WHAT TO PRODUCE - Write out the listing below without alteration, omitting its pictures.

EXERCISE MATERIAL -
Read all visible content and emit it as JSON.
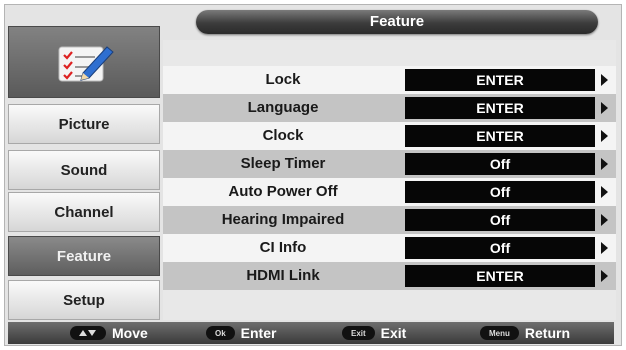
{
  "title": "Feature",
  "menu": {
    "items": [
      {
        "label": "Picture"
      },
      {
        "label": "Sound"
      },
      {
        "label": "Channel"
      },
      {
        "label": "Feature"
      },
      {
        "label": "Setup"
      }
    ],
    "active": "Feature"
  },
  "settings": [
    {
      "label": "Lock",
      "value": "ENTER"
    },
    {
      "label": "Language",
      "value": "ENTER"
    },
    {
      "label": "Clock",
      "value": "ENTER"
    },
    {
      "label": "Sleep Timer",
      "value": "Off"
    },
    {
      "label": "Auto Power Off",
      "value": "Off"
    },
    {
      "label": "Hearing Impaired",
      "value": "Off"
    },
    {
      "label": "CI Info",
      "value": "Off"
    },
    {
      "label": "HDMI Link",
      "value": "ENTER"
    }
  ],
  "footer": {
    "move": {
      "key": "",
      "label": "Move"
    },
    "enter": {
      "key": "Ok",
      "label": "Enter"
    },
    "exit": {
      "key": "Exit",
      "label": "Exit"
    },
    "return": {
      "key": "Menu",
      "label": "Return"
    }
  },
  "colors": {
    "value_box": "#060606",
    "active_menu": "#6a6a6a",
    "title_bar": "#3c3c3c"
  },
  "icons": {
    "menu_icon": "checklist-pencil-icon",
    "row_arrow": "triangle-right-icon",
    "move_key": "up-down-arrows-icon"
  }
}
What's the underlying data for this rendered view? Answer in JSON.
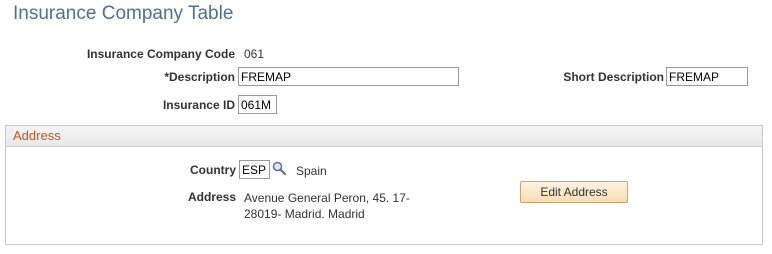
{
  "page": {
    "title": "Insurance Company Table"
  },
  "form": {
    "code_label": "Insurance Company Code",
    "code_value": "061",
    "description_label": "*Description",
    "description_value": "FREMAP",
    "short_description_label": "Short Description",
    "short_description_value": "FREMAP",
    "insurance_id_label": "Insurance ID",
    "insurance_id_value": "061M"
  },
  "address_section": {
    "title": "Address",
    "country_label": "Country",
    "country_code": "ESP",
    "country_name": "Spain",
    "address_label": "Address",
    "address_text": "Avenue General Peron, 45. 17-\n28019- Madrid. Madrid",
    "edit_address_label": "Edit Address"
  },
  "icons": {
    "country_lookup": "magnifier-icon"
  }
}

TASK SOLUTION -
Read all visible content and emit it as JSON.
{
  "title": "Feature",
  "menu": {
    "items": [
      {
        "label": "Picture"
      },
      {
        "label": "Sound"
      },
      {
        "label": "Channel"
      },
      {
        "label": "Feature"
      },
      {
        "label": "Setup"
      }
    ],
    "active": "Feature"
  },
  "settings": [
    {
      "label": "Lock",
      "value": "ENTER"
    },
    {
      "label": "Language",
      "value": "ENTER"
    },
    {
      "label": "Clock",
      "value": "ENTER"
    },
    {
      "label": "Sleep Timer",
      "value": "Off"
    },
    {
      "label": "Auto Power Off",
      "value": "Off"
    },
    {
      "label": "Hearing Impaired",
      "value": "Off"
    },
    {
      "label": "CI Info",
      "value": "Off"
    },
    {
      "label": "HDMI Link",
      "value": "ENTER"
    }
  ],
  "footer": {
    "move": {
      "key": "",
      "label": "Move"
    },
    "enter": {
      "key": "Ok",
      "label": "Enter"
    },
    "exit": {
      "key": "Exit",
      "label": "Exit"
    },
    "return": {
      "key": "Menu",
      "label": "Return"
    }
  },
  "colors": {
    "value_box": "#060606",
    "active_menu": "#6a6a6a",
    "title_bar": "#3c3c3c"
  },
  "icons": {
    "menu_icon": "checklist-pencil-icon",
    "row_arrow": "triangle-right-icon",
    "move_key": "up-down-arrows-icon"
  }
}
What's the underlying data for this rendered view? Answer in JSON.
{
  "page": {
    "title": "Insurance Company Table"
  },
  "form": {
    "code_label": "Insurance Company Code",
    "code_value": "061",
    "description_label": "*Description",
    "description_value": "FREMAP",
    "short_description_label": "Short Description",
    "short_description_value": "FREMAP",
    "insurance_id_label": "Insurance ID",
    "insurance_id_value": "061M"
  },
  "address_section": {
    "title": "Address",
    "country_label": "Country",
    "country_code": "ESP",
    "country_name": "Spain",
    "address_label": "Address",
    "address_text": "Avenue General Peron, 45. 17-\n28019- Madrid. Madrid",
    "edit_address_label": "Edit Address"
  },
  "icons": {
    "country_lookup": "magnifier-icon"
  }
}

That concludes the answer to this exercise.